By LARRY VAUGHT
When it comes time for Matthew Hurt to make his college choice April 19, his father knows what will be the hardest part for him.
Duke, Kentucky, Kansas, North Carolina — they are all good people. That will be the tough thing having to say no to three schools for him just because they are all such good people,” Richard Hurt said.
Matthew Hurt is a 6-9, five-star forward from Minnesota who had eight points and five rebounds in the recent McDonald’s All-American Game where plenty of players, including future UK players Tyrese Maxey and Kahlil Whitney, tried to convince him that he should join them in college.
The player said the time in Atlanta for the McDonald’s Game was one of the “best weeks of my life on and off the court” because of the other players he was around despite the good-natured recruiting talk.
“I really appreciate that the coaches have not aggravated me. They hit me a couple of times a week, so I have enjoyed the recruiting,” Matthew Hurt said.
Matthew Hurt says he has reasons for liking all four schools and head coach. His father says the “obvious” reasons to like Kentucky would be the talent Calipari brings in but also the coaching staff of Calipari and assistants Kenny Payne, Tony Barbee and Joel Justus.
“They all do a phenomenal job. Tony was a head coach. Kenny Payne could have had his options of being a coach anywhere. Joel is one of best young coaches and recruiters out there. What they do is develop talent and that’s the obvious answer for why Kentucky is still on Matthew’s list,” Richard Hurt said.
However, there’s also a “not so obvious” answer about the family’s interest in Kentucky.
“We have spent a lot of time in the state of Kentucky. My wife and I graduated from Murray State, my dad played (basketball) for Murray State. We have family that are graduates of the University of Kentucky and family that still lives there (Kentucky),” Richard Hurt said. “We have a lot of really good friends that live in Owensboro, Murray and E-town. We have a pretty strong connection with the state.”
Richard Hurt’s father is from Murray and met his wife at Murray State before going to medical school at the University of Louisville.
“We did grow up Louisville fans. That doesn’t mean anything in terms of Matthew’s recruitment,” Richard Hurt laughed and said. “One of my earliest memories was Louisville’s 1980 championship. I grew up idolizing Kenny Payne. Nobody could shoot the ball like number 21 back in the day. Seriously. I am still a Louisville fan, and my brother who went to medical school there is a huge fan. The Kentucky guy (coaches) know all that.”
However, he also watched coach Rick Pitino revitalize the Kentucky basketball program during his years at Murray State.
“There was nothing like Kentucky basketball. It was everywhere,” Richard Hurt said. “Getting to see that first hand — we probably got to three or four Kentucky games per year — and witness that from a fan perspective gave us kind of a neat perspective on Kentucky basketball. Love the state, love the area. We know Big Blue Nation is a real thing.”

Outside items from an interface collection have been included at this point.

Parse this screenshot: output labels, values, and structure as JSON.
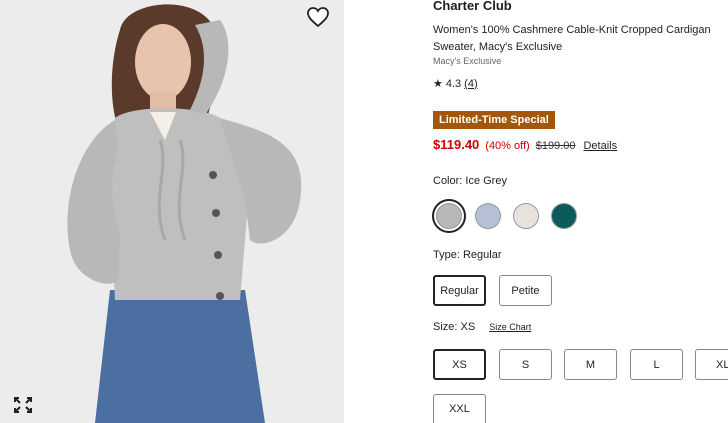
{
  "product": {
    "brand": "Charter Club",
    "title": "Women's 100% Cashmere Cable-Knit Cropped Cardigan Sweater, Macy's Exclusive",
    "exclusive_tag": "Macy's Exclusive",
    "rating": "4.3",
    "review_count": "(4)",
    "promo_badge": "Limited-Time Special",
    "price_sale": "$119.40",
    "price_discount": "(40% off)",
    "price_original": "$199.00",
    "details_link": "Details"
  },
  "color": {
    "label": "Color: Ice Grey",
    "swatches": [
      {
        "name": "Ice Grey",
        "color": "#b9b7b8",
        "selected": true
      },
      {
        "name": "Light Blue",
        "color": "#b7bfd6",
        "selected": false
      },
      {
        "name": "Cream",
        "color": "#e7e3dc",
        "selected": false
      },
      {
        "name": "Teal",
        "color": "#0c5a5c",
        "selected": false
      }
    ]
  },
  "type": {
    "label": "Type: Regular",
    "options": [
      "Regular",
      "Petite"
    ],
    "selected": "Regular"
  },
  "size": {
    "label": "Size: XS",
    "chart_link": "Size Chart",
    "options": [
      "XS",
      "S",
      "M",
      "L",
      "XL",
      "XXL"
    ],
    "selected": "XS"
  },
  "icons": {
    "favorite": "heart-icon",
    "zoom": "expand-icon",
    "star": "star-icon"
  },
  "colors": {
    "promo_bg": "#a2570a",
    "sale_red": "#cc0000"
  }
}
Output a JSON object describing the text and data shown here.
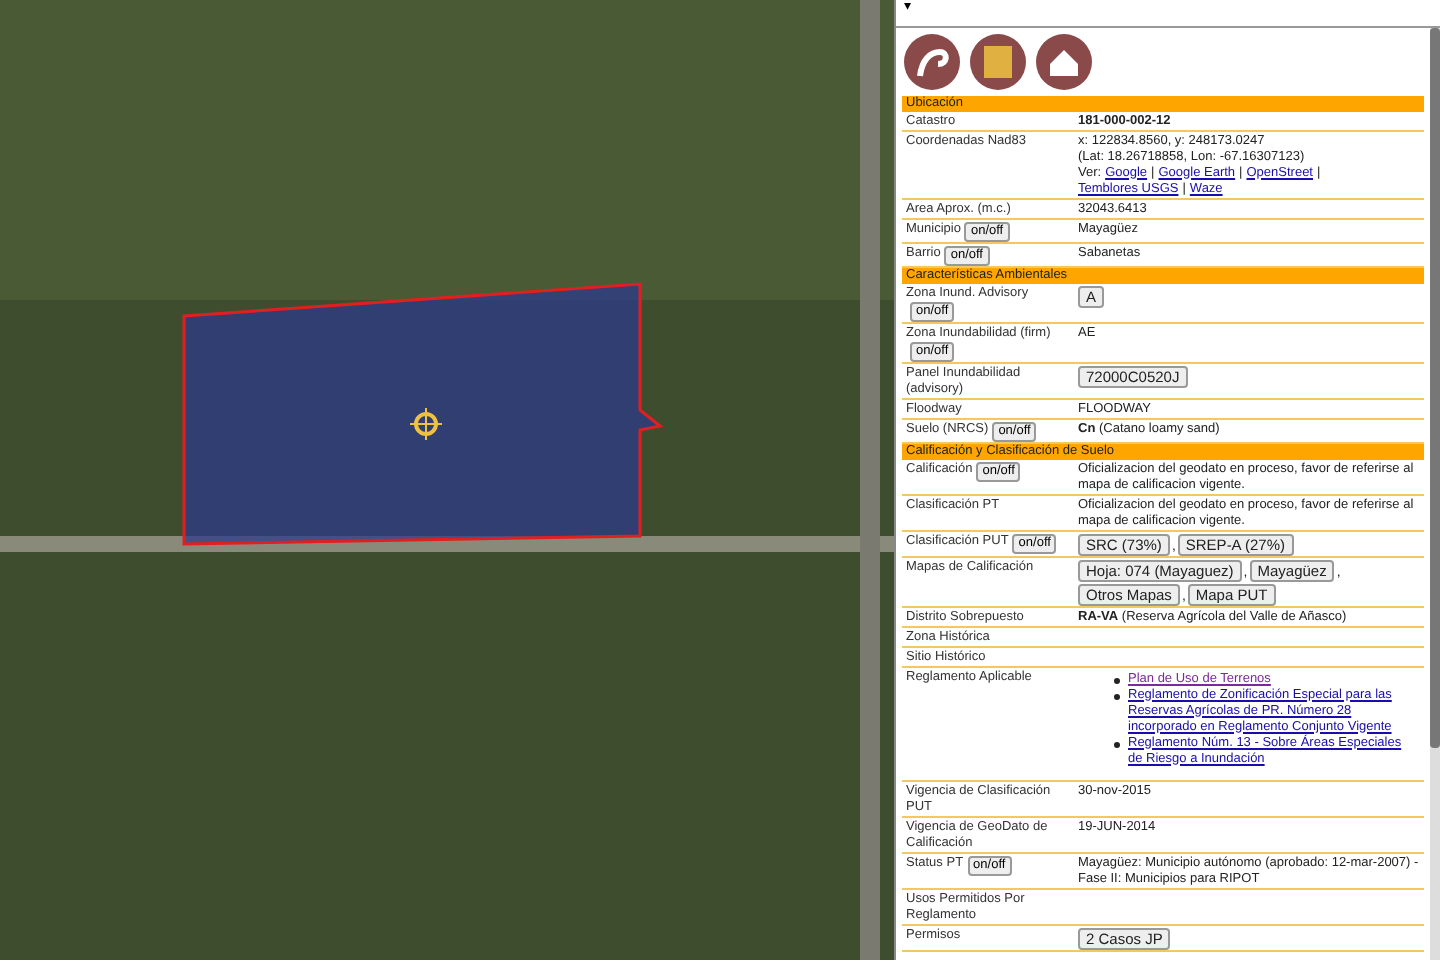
{
  "panel_toggle": "▾",
  "sections": [
    {
      "title": "Ubicación",
      "rows": [
        {
          "label": "Catastro",
          "value": "**181-000-002-12**"
        },
        {
          "label": "Coordenadas Nad83",
          "lines": [
            "x: 122834.8560, y: 248173.0247",
            "(Lat: 18.26718858, Lon: -67.16307123)"
          ],
          "inline_links": {
            "prefix": "Ver:",
            "separator": "|",
            "items": [
              "Google",
              "Google Earth",
              "OpenStreet",
              "Temblores USGS",
              "Waze"
            ]
          }
        },
        {
          "label": "Area Aprox. (m.c.)",
          "value": "32043.6413"
        },
        {
          "label": "Municipio",
          "toggle": "on/off",
          "value": "Mayagüez"
        },
        {
          "label": "Barrio",
          "toggle": "on/off",
          "value": "Sabanetas"
        }
      ]
    },
    {
      "title": "Características Ambientales",
      "rows": [
        {
          "label": "Zona Inund. Advisory",
          "toggle": "on/off",
          "buttons": [
            "A"
          ]
        },
        {
          "label": "Zona Inundabilidad (firm)",
          "toggle": "on/off",
          "value": "AE"
        },
        {
          "label": "Panel Inundabilidad (advisory)",
          "buttons": [
            "72000C0520J"
          ]
        },
        {
          "label": "Floodway",
          "value": "FLOODWAY"
        },
        {
          "label": "Suelo (NRCS)",
          "toggle": "on/off",
          "value": "**Cn** (Catano loamy sand)"
        }
      ]
    },
    {
      "title": "Calificación y Clasificación de Suelo",
      "rows": [
        {
          "label": "Calificación",
          "toggle": "on/off",
          "value": "Oficializacion del geodato en proceso, favor de referirse al mapa de calificacion vigente."
        },
        {
          "label": "Clasificación PT",
          "value": "Oficializacion del geodato en proceso, favor de referirse al mapa de calificacion vigente."
        },
        {
          "label": "Clasificación PUT",
          "toggle": "on/off",
          "buttons": [
            "SRC (73%)",
            "SREP-A (27%)"
          ],
          "button_separator": ","
        },
        {
          "label": "Mapas de Calificación",
          "buttons": [
            "Hoja: 074 (Mayaguez)",
            "Mayagüez",
            "Otros Mapas",
            "Mapa PUT"
          ],
          "button_separator": ","
        },
        {
          "label": "Distrito Sobrepuesto",
          "value": "**RA-VA** (Reserva Agrícola del Valle de Añasco)"
        },
        {
          "label": "Zona Histórica"
        },
        {
          "label": "Sitio Histórico"
        },
        {
          "label": "Reglamento Aplicable",
          "links": [
            {
              "text": "Plan de Uso de Terrenos",
              "visited": true
            },
            {
              "text": "Reglamento de Zonificación Especial para las Reservas Agrícolas de PR. Número 28 incorporado en Reglamento Conjunto Vigente",
              "visited": false
            },
            {
              "text": "Reglamento Núm. 13 - Sobre Áreas Especiales de Riesgo a Inundación",
              "visited": false
            }
          ]
        },
        {
          "label": "Vigencia de Clasificación PUT",
          "value": "30-nov-2015"
        },
        {
          "label": "Vigencia de GeoDato de Calificación",
          "value": "19-JUN-2014"
        },
        {
          "label": "Status PT",
          "toggle": "on/off",
          "value": "Mayagüez: Municipio autónomo (aprobado: 12-mar-2007) - Fase II: Municipios para RIPOT"
        },
        {
          "label": "Usos Permitidos Por Reglamento"
        },
        {
          "label": "Permisos",
          "buttons": [
            "2 Casos JP"
          ]
        }
      ]
    }
  ]
}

Before you read too much into the family connections, note that Matthew Hurt said he knows “Murray is somewhere in Kentucky” but that he has not visited there in quite some time. Recently Rivals.com recruiting analyst Corey Evans noted that North Carolina, Duke and Kansas were all in better position to land Hurt than Kentucky.
Hurt’s parents have also noticed the “servanthood” that Calipari makes sure his players are involved in during their time at UK — and hopefully continue once they leave school.
“I would say it is not something Matthew is not going to see as much as we (his parents) do but I think that’s the unique part about being part of a program like that. You actually have to think about those things and diversifying your skill set and expanding who you are as a person because once you leave whatever university you go to, whether you are playing in the NBA, playing overseas or whatever it is, ultimately you have to contribute to society. They do a great job of preparing you for that,” Richard Hurt said.
The father knows some people like Calipari, others don’t. However, he says the Kentucky coach is different than his “public persona” that most see.
“What I would say is that he is much different, especially with us. I found every conversation we have had as genuine and straight up as one could ever imagine. I really appreciate that about him,” Richard Hurt said.
He says his son’s deliberate approach to recruiting might be inherited from him and that he’s stopped worrying about what school his son will pick.
“He kind of knows what he is looking for, he knows what he is thinking. He is able to identify the people on the personal side as well as on the basketball side which I tend to focus on more being a coach. He is really good at breaking all that down. Maybe my wife is worrying but I am not worried about it at all. He knows what he wants but he’s still being very deliberate about that final choice,” Richard Hurt said.